"Sainsbury's is the squeezed middle, losing market share to discounters and simultaneously losing out to more premium brands," said Wilson. "While Aldi and Lidl consistently gain market share and Tesco rebounds, Sainsbury’s is feeling the pinch. The worry is that it had no credible plan except this merger."
He added that "this could well be the time for Coupe to exit".
Sophie Lund-Yates, equity analyst at Hargreaves Lansdown, said the CMA’s decision doesn’t come as a huge surprise, after its initial ruling demanded severe compromises if the deal was to be approved, one of which was selling one of the brands altogether.
"Sainsbury’s response that it was only prepared to sell a small number of stores simply wasn’t enough to appease the competition regulator," she said.
"This is undoubtedly a blow to Sainsbury’s, which was relying on the merger to rejuvenate what’s been a paltry performance of late.

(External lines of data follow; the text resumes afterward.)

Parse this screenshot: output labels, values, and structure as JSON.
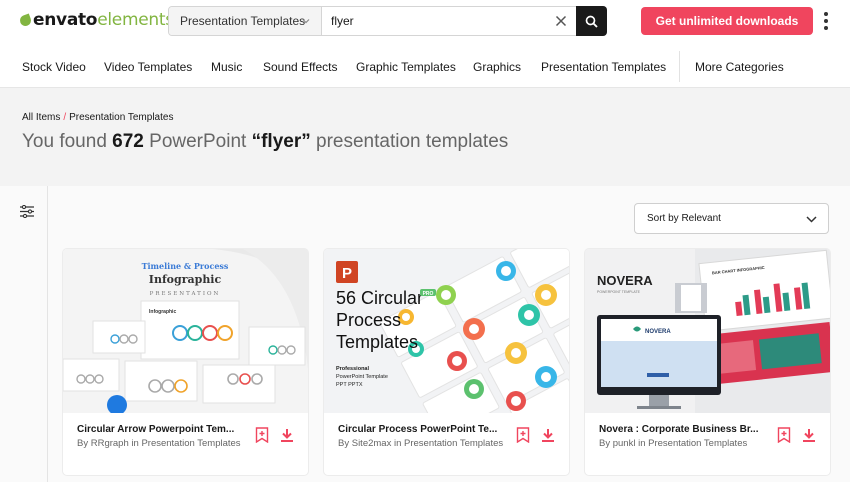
{
  "logo": {
    "brand": "envato",
    "suffix": "elements"
  },
  "search": {
    "category": "Presentation Templates",
    "query": "flyer"
  },
  "cta_label": "Get unlimited downloads",
  "nav": [
    "Stock Video",
    "Video Templates",
    "Music",
    "Sound Effects",
    "Graphic Templates",
    "Graphics",
    "Presentation Templates",
    "More Categories"
  ],
  "breadcrumb": {
    "root": "All Items",
    "separator": "/",
    "current": "Presentation Templates"
  },
  "headline": {
    "prefix": "You found",
    "count": "672",
    "middle": "PowerPoint",
    "query": "“flyer”",
    "suffix": "presentation templates"
  },
  "sort_label": "Sort by Relevant",
  "cards": [
    {
      "title": "Circular Arrow Powerpoint Tem...",
      "by": "By",
      "author": "RRgraph",
      "in": "in Presentation Templates",
      "thumb": {
        "kicker": "Timeline & Process",
        "heading": "Infographic",
        "sub": "PRESENTATION",
        "slide_label": "Infographic"
      }
    },
    {
      "title": "Circular Process PowerPoint Te...",
      "by": "By",
      "author": "Site2max",
      "in": "in Presentation Templates",
      "thumb": {
        "line1": "56 Circular",
        "line2": "Process",
        "line3": "Templates",
        "badge": "P",
        "tag": "PRO",
        "small1": "Professional",
        "small2": "PowerPoint Template",
        "small3": "PPT PPTX"
      }
    },
    {
      "title": "Novera : Corporate Business Br...",
      "by": "By",
      "author": "punkl",
      "in": "in Presentation Templates",
      "thumb": {
        "brand": "NOVERA",
        "tagline": "POWERPOINT TEMPLATE",
        "screen_brand": "NOVERA",
        "chart_title": "BAR CHART INFOGRAPHIC"
      }
    }
  ],
  "colors": {
    "accent": "#f0455e",
    "logo_green": "#82b541"
  }
}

Sainsbury’s position in the middle of the pack makes for tough going as the supermarket space is a crowded one, and the group faces fierce competition from above and below. That’s partly why margins have been hovering around the 2.5% mark, and the deal would have acted as a catalyst to get margins moving. To make things worse, there’s now scope for another buyer to invest in Asda, which would result in the chain becoming a more active competitor for Sainsbury."
Russ Mould, investment director at AJ Bell, said: "All attention now turns to Sainsbury’s and how it will no longer be able to lean on Asda to drive earnings.Its sales have been weak and the customer experience in its stores has been getting worse.
"Sainsbury’s chief executive Mike Coupe needs to have a radical Plan B to save the business otherwise his days are numbered with the supermarket. Coupe was caught singing ‘We’re in the Money’ following the initial news that Sainsbury’s planned to merge with Asda. Today you’re more likely to hear Bonnie Tyler blasting down the aisles of Sainsbury’s supermarkets. Coupe is holding out for a hero: they’ve got to be strong and they’ve got to be fast otherwise Sainsbury’s problems will just get worse."
According to data from Refinitiv, the Sainsbury's-Asda deal is the second largest to be withdrawn so far this year and the ninth largest withdrawn retail deal on record.
"Despite a 65% fall in the value of withdrawn M&A year-to-date, the number of deals withdrawn so far this year has increased and is at its third highest level this last decade. 1,219 deals with a combined value of $822.4bn were withdrawn during 2018, the highest by value since 2016 and by number of deals since 2009," it said.